Our study has several limitations that should be taken into account when interpreting the results: (1) We did not examine the fatty acid content of red blood cells (RBC) and serum levels of vitamin E. Therefore, future research is needed to use more objective methods of assessing the type of fatty acids (MUFAs and PUFAs) in RBC and serum levels of vitamin E to confirm adherence [50, 51]. (2) We did not include oils with high SFAs such as hydrogenated oils and palm oil found in the western diet. It does not seem ethical to use unhealthy oils for a long time (12 weeks) in clinical trials. (3) Ultrasonography has been accepted as the first and best diagnostic method for NAFLD in the investigations [9], and we blinded radiologist to the group allocation of the patients to reduce unwanted errors in grading fatty liver, but ultrasound is not very accurate in the detection of mild cases of fatty liver (degree of fat infiltration less than 30%). Its results depend on expertise and skills of the operator and sensitivity of ultrasonography [10].

5. Conclusions

The results of this trial suggest that the desired effects of weight loss were reinforced by the consumption of a low-calorie diet enriched with SO through improving fatty liver severity and serum ALT and AST levels.
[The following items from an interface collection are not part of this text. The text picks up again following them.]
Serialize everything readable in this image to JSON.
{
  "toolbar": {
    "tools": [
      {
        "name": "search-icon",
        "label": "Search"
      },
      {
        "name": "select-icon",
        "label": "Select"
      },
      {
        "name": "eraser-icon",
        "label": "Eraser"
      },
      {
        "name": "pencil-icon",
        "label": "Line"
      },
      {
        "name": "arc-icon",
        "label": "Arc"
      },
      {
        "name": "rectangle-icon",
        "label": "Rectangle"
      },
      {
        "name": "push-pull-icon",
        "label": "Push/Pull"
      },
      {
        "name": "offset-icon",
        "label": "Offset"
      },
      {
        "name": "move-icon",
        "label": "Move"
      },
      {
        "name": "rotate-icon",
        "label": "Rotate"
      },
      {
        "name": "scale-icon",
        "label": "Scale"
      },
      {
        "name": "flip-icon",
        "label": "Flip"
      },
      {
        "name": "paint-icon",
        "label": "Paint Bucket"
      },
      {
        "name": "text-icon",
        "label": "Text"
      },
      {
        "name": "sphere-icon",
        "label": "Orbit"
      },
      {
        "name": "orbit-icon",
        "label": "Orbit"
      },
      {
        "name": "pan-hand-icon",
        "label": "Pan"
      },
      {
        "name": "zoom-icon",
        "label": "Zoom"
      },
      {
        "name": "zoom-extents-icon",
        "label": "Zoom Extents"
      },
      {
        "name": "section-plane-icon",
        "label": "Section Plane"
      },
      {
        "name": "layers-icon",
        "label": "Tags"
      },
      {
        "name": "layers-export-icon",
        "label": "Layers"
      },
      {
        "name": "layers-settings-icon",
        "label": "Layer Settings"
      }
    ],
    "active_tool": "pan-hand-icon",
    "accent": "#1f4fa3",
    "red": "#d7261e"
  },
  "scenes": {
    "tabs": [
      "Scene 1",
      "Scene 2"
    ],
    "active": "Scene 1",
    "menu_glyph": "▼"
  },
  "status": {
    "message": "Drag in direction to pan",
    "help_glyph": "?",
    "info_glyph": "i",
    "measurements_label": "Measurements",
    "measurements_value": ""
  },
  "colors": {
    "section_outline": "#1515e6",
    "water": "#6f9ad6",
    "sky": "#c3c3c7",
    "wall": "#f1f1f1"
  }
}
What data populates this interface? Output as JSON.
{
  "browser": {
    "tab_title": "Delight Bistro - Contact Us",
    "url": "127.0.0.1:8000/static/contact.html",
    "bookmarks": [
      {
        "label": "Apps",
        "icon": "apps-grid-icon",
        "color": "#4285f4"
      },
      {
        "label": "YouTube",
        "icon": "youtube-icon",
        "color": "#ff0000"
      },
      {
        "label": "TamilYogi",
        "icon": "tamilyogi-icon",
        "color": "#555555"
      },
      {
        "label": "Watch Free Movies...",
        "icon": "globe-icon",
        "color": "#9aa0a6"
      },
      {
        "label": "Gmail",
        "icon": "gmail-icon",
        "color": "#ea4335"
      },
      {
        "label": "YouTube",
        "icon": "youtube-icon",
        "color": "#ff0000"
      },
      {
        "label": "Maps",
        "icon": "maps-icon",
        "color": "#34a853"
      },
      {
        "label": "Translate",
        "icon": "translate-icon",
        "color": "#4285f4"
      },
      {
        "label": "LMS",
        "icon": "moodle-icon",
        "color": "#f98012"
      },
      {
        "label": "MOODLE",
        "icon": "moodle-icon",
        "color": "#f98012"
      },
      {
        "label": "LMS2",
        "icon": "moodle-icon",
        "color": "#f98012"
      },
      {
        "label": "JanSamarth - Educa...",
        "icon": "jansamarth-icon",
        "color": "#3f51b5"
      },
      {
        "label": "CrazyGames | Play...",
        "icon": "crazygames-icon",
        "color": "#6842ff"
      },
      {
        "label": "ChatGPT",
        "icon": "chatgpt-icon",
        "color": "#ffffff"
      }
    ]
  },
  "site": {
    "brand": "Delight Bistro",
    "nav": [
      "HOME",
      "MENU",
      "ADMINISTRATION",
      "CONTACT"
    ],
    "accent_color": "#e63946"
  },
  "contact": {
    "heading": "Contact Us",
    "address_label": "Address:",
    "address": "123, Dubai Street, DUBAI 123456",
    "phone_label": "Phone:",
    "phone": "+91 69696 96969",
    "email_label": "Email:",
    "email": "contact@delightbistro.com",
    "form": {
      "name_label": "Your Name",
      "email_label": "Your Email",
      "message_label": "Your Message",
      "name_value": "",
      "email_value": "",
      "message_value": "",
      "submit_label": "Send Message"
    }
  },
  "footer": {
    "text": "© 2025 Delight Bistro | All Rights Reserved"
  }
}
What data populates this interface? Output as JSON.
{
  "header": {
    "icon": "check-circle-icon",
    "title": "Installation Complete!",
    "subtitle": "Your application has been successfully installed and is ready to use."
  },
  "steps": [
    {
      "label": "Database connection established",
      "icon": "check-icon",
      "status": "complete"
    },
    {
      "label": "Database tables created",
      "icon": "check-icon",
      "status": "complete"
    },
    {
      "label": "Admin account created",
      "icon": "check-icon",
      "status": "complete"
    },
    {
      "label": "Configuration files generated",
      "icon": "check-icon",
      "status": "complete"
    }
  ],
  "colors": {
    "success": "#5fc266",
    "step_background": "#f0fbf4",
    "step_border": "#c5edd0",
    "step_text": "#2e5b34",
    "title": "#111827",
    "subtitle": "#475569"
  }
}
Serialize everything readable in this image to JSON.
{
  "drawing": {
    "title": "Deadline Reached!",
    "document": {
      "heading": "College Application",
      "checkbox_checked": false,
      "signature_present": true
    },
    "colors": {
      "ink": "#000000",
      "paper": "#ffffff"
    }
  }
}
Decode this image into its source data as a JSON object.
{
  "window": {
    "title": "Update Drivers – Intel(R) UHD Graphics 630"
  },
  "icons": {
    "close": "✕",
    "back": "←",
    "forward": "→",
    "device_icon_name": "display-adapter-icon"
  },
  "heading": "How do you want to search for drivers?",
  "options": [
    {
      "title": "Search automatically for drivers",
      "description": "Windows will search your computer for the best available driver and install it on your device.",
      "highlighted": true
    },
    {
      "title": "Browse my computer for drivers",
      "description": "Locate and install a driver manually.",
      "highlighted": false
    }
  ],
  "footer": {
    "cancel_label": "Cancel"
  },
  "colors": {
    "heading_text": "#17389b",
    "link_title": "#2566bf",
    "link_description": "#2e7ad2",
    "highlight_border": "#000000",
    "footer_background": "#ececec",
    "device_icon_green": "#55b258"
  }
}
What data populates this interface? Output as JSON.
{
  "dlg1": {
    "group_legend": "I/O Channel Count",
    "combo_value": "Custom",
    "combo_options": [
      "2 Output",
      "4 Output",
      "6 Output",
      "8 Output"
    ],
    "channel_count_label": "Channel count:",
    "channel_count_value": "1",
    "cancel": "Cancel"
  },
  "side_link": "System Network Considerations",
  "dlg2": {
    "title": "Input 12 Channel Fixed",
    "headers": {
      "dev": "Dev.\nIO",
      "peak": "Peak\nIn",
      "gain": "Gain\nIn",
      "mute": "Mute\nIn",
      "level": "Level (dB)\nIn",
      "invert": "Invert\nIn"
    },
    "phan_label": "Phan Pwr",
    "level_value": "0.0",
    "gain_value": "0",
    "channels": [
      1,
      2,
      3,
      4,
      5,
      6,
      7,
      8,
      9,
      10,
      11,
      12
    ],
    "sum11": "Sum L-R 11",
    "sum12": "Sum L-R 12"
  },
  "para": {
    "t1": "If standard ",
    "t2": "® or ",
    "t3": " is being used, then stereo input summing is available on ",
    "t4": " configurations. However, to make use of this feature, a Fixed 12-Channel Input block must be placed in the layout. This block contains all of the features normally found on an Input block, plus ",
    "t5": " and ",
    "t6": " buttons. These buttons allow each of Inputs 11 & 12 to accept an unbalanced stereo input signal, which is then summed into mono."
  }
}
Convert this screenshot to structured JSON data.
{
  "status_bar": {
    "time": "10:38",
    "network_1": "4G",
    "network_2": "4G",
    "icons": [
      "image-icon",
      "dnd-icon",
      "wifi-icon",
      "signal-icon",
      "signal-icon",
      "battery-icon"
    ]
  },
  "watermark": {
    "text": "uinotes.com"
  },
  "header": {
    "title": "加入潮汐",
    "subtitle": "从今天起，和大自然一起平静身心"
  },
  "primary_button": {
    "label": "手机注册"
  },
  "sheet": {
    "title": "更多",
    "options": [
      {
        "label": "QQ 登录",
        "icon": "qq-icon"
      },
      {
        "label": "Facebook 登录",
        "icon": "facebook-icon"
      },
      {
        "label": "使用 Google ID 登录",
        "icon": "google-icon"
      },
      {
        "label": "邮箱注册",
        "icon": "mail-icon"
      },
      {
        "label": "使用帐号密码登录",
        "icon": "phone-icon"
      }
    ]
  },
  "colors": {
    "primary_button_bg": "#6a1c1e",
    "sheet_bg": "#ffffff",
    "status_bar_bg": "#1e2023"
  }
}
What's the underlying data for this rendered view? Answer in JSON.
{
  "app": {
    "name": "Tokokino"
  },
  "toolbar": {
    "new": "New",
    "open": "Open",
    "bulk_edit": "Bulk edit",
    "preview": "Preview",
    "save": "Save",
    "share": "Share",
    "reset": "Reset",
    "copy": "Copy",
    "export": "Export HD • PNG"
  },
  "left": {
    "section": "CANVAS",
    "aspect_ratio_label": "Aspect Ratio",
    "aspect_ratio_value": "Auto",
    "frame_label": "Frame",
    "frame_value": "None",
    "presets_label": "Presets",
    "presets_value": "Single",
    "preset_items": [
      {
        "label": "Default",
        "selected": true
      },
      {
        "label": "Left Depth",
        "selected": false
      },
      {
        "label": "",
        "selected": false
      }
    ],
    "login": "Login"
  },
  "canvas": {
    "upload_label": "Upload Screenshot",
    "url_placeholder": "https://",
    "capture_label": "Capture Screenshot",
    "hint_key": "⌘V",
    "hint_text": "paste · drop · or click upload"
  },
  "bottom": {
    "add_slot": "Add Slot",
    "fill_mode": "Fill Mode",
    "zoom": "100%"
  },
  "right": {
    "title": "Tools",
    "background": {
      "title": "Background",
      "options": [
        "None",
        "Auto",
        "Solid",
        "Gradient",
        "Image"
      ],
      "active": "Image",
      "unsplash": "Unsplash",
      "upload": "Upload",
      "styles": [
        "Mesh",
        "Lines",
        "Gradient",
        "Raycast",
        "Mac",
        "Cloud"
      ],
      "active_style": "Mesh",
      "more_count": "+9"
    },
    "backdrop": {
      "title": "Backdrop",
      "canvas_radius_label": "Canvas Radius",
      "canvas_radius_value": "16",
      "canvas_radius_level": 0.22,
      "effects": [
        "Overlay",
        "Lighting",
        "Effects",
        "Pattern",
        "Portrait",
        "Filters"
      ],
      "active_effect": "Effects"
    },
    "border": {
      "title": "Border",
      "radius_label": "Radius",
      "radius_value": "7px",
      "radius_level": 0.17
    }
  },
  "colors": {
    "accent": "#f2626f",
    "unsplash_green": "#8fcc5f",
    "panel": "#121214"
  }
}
Also, the low-calorie diets may lead to favorable effects for NAFLD patients by mitigating obesity and fatty liver grade. Future studies are needed to assess the effects of SO on fatty liver undergoing an isocaloric diet and it is recommended to use fibroscan instead of sonography for detecting and tracking hepatic steatosis due to its high sensitivity and accuracy.

Data Availability

The data used to support the findings of this study are available from the corresponding author upon request.

Ethical Approval

This study involves human testing and it was approved by the Institutional Review Board of Isfahan University of Medical Sciences (code: IR.MUI.RESEARCH.REC.1399.548).

Written informed consent was obtained from all study participants.

Conflicts of Interest

The authors declare that there are no relevant financial or nonfinancial competing interests.

Authors’ Contributions

All authors have made substantial contributions to all of the following. M.A and M.H.E drafted the article or revised it and approved the final version of the manuscript; M.H.E and A.H contributed to the conception and design of the study; M.A and A.H analyzed and interpreted the data; and M.A and H.V were involved in acquisition of data.


This study was extracted from a PhD dissertation, which was approved by the School of Nutrition and Food Science, Isfahan University of Medical Sciences (code: IR.MUI.RESEARCH.REC.1399.548). This work was supported by the Isfahan University of Medical Sciences under Grant no. 399632.